Note that an unstable airframe does not automatically disqualify a ship from being good aerodynamically. Unstable airframes are harder to fly and require advanced flight-control systems to ensure the nose stays pointed forward. For example, most 20th century fighter aircraft were unstable as being unstable allows for a more responsive and maneuverable airframe. Conversely, while stable airframes are easier to fly and will effectively “fly themselves” there is such a thing as too stable where the airframe becomes effectively ballistic and cannot maneuver.
The Pilots Federation allows Commanders to purchase and fly 38 ships. These ships are broken into 3 general categories based on which standardized landing pad they fit on: small, medium, and large. Six manufactures have been certified to build and sell their ships to the Pilots Federation: Core Dynamics, Faulcon DeLacy, Gutamaya, Lakon Spaceways, Saud Kruger, and Zorgon Peterson. Each one of these ships has been evaluated. The following table holds links to separate pages for the analysis of each ship.

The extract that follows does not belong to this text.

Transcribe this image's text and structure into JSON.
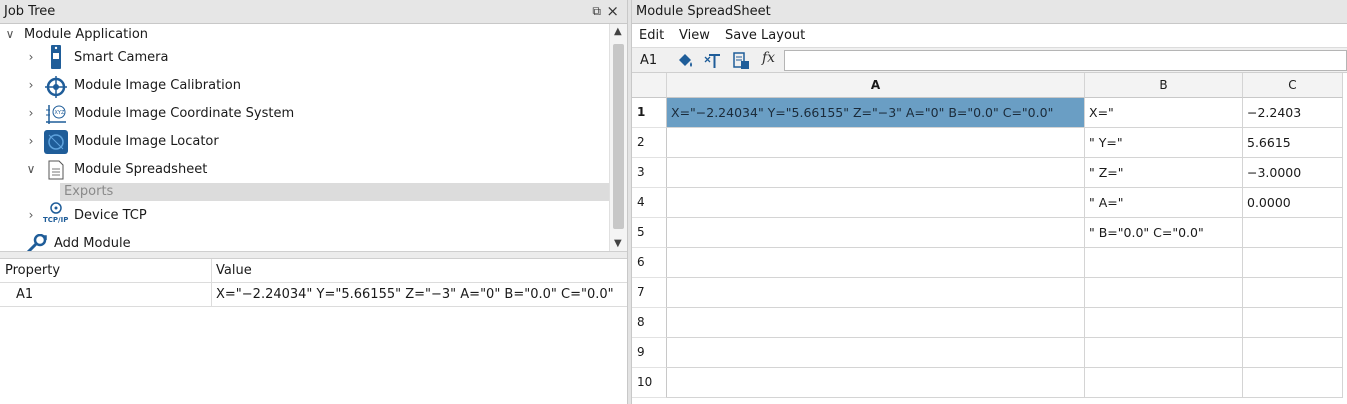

This study is not yet complete.
All results shown, particularly in reference to stability, are heavily dependent on the assumptions made. Aerodynamics are shape dependent; thus, it is important that the input geometry is as accurate as possible. It was noted that in some cases the geometry seemed highly tessellated potentially harming the airframe’s drag and lift characteristics. The CFD ran was coarsely meshed and ran to as few iterations as possible to reach reasonable convergence. This can hurt solutions especially in the transonic regime where the inherently unsteady flow needs many iterations to be averaged out. Finally, the location of the CG will directly impact the stability and if the CG location is drastically different some statements made regarding stability could be completely wrong. As with any study, bad data in results in bad data out. Care was taken to ensure that data used was as accurate as possible or assumed in as reasonable of a matter as possible so pending any findings this study makes up an initial assessment on the aerodynamic performance of spaceships.